[Collected data]
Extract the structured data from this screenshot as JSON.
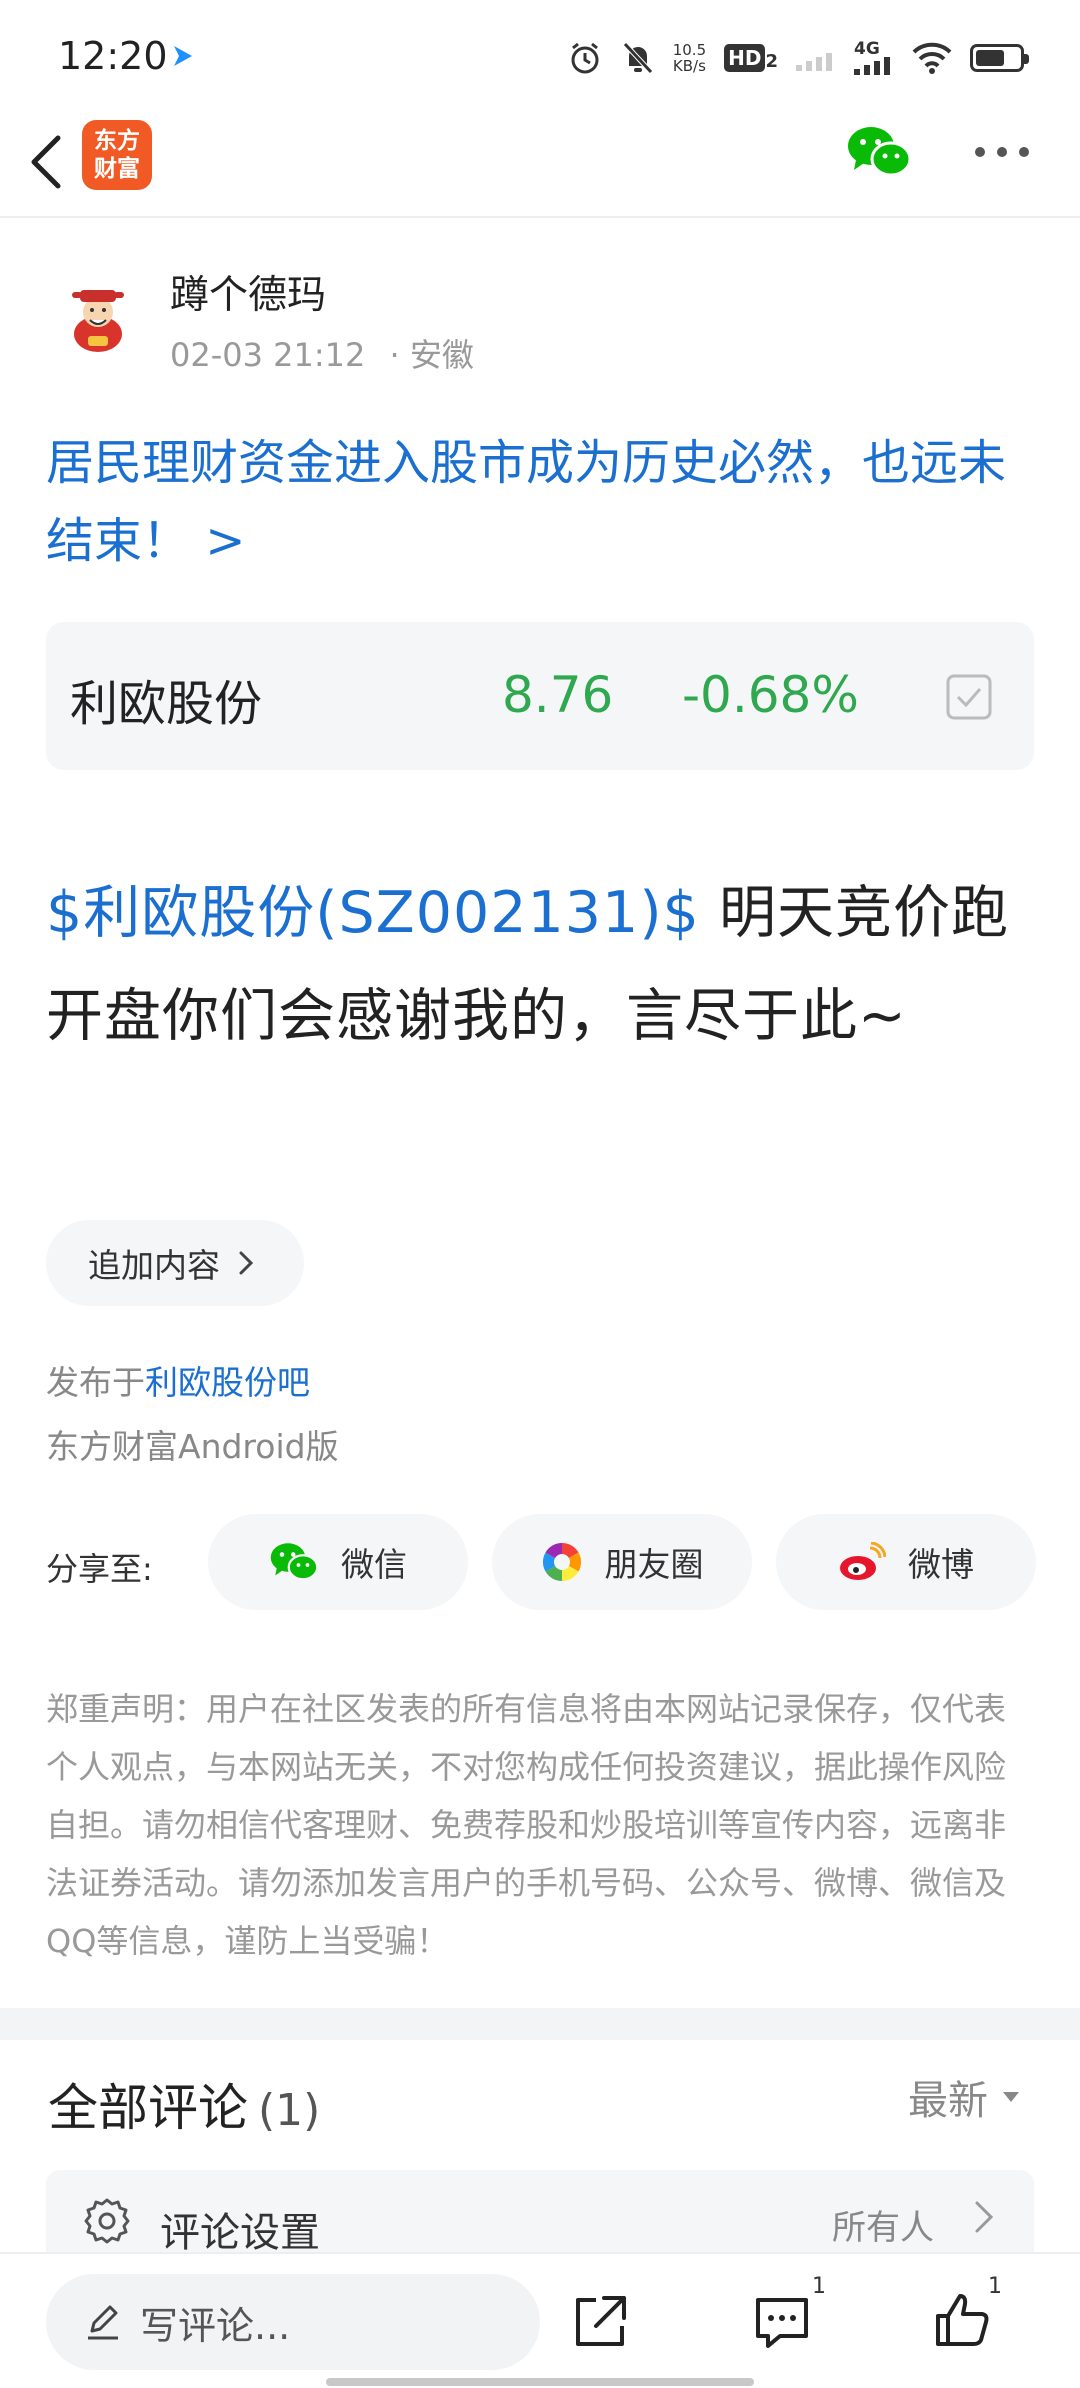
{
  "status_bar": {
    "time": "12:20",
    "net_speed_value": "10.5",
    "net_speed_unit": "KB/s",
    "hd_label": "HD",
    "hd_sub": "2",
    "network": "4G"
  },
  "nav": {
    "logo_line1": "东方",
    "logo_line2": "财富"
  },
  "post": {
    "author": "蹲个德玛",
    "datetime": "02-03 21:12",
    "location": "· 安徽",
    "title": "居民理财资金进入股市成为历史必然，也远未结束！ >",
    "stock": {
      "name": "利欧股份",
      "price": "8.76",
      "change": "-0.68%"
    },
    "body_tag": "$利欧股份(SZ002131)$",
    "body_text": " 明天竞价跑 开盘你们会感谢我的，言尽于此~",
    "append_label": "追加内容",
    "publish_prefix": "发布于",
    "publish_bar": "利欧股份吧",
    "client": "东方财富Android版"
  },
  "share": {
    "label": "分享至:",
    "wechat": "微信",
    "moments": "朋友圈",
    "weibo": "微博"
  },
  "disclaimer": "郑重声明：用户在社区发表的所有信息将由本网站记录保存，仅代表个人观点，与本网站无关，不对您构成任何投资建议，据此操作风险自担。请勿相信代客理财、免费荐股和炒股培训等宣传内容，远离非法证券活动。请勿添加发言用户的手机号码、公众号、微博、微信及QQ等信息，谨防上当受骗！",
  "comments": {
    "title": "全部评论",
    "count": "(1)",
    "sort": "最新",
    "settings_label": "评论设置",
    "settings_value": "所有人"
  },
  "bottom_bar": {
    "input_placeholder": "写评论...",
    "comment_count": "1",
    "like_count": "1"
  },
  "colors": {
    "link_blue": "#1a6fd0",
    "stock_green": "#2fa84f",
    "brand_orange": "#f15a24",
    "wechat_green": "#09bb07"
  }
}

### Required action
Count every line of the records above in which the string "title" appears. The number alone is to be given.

### Answer for this exercise
2